"""

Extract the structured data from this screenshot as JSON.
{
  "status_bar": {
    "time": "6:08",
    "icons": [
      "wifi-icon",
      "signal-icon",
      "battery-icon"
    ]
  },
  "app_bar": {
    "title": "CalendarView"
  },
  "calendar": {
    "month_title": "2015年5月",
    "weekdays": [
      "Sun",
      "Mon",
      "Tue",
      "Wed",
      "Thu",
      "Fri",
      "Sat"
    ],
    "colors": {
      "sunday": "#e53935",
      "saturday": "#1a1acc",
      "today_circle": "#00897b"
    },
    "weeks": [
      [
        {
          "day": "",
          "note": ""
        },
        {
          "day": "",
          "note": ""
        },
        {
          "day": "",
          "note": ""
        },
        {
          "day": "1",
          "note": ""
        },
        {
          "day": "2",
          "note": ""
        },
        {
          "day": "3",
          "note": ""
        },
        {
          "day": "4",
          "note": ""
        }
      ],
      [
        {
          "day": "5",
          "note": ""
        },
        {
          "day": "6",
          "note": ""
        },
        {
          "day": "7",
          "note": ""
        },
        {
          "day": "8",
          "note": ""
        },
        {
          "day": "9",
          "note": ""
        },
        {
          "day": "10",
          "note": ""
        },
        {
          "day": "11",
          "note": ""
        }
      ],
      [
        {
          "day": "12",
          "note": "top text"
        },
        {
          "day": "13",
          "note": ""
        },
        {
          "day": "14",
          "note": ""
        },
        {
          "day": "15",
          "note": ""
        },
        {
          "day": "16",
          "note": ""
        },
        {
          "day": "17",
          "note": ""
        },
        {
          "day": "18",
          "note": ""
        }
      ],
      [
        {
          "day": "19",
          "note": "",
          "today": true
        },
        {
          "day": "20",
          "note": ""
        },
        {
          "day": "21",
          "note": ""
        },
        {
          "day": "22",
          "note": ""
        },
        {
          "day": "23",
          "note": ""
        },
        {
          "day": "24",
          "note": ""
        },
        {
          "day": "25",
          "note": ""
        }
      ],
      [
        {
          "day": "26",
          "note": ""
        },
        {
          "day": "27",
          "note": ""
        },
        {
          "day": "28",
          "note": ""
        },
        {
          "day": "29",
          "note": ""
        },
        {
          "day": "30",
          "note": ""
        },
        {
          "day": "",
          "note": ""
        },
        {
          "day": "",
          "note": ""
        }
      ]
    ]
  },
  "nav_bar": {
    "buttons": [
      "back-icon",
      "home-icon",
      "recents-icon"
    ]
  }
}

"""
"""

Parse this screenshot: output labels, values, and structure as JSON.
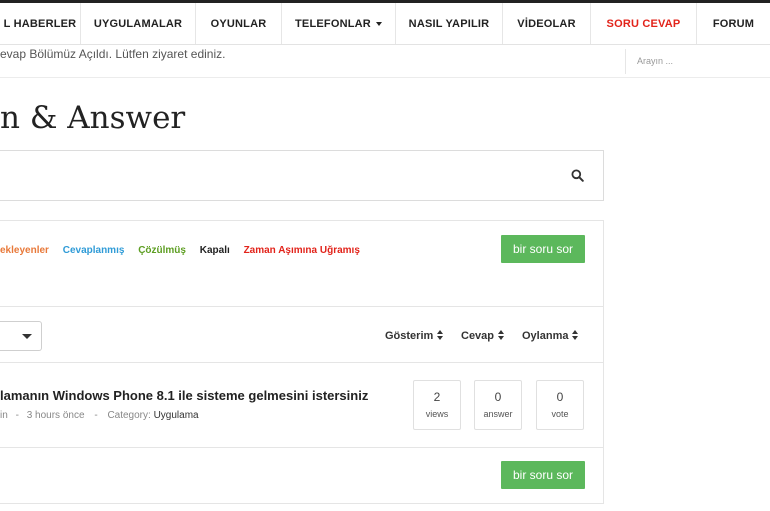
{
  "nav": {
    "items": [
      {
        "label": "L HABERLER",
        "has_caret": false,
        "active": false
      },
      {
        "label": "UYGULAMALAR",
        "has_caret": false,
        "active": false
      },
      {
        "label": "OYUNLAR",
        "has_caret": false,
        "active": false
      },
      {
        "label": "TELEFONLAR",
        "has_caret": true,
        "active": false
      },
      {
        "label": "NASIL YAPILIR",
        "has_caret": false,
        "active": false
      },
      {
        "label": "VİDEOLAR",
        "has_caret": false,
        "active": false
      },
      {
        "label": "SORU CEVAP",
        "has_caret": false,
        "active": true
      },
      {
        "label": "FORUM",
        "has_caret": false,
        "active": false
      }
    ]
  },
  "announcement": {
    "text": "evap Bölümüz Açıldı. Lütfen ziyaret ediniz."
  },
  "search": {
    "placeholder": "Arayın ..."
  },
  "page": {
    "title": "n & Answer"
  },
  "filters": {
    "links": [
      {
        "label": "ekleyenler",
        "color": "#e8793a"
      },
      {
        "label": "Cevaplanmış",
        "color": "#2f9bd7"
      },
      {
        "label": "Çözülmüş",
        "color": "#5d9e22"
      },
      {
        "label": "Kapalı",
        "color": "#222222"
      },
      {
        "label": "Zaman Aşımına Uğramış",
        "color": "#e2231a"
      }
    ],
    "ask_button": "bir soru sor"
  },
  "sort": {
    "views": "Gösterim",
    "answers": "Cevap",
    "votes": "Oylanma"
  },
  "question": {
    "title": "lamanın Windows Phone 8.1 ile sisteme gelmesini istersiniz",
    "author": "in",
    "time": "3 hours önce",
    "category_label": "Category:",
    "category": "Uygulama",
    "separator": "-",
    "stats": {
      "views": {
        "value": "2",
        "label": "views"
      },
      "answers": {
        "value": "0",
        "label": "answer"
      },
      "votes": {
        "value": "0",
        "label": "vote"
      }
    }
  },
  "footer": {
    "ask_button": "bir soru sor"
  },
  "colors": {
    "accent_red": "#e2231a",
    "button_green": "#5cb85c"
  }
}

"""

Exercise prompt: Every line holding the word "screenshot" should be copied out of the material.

Exercise output:
Extract the structured data from this screenshot as JSON.
Parse this screenshot: output labels, values, and structure as JSON.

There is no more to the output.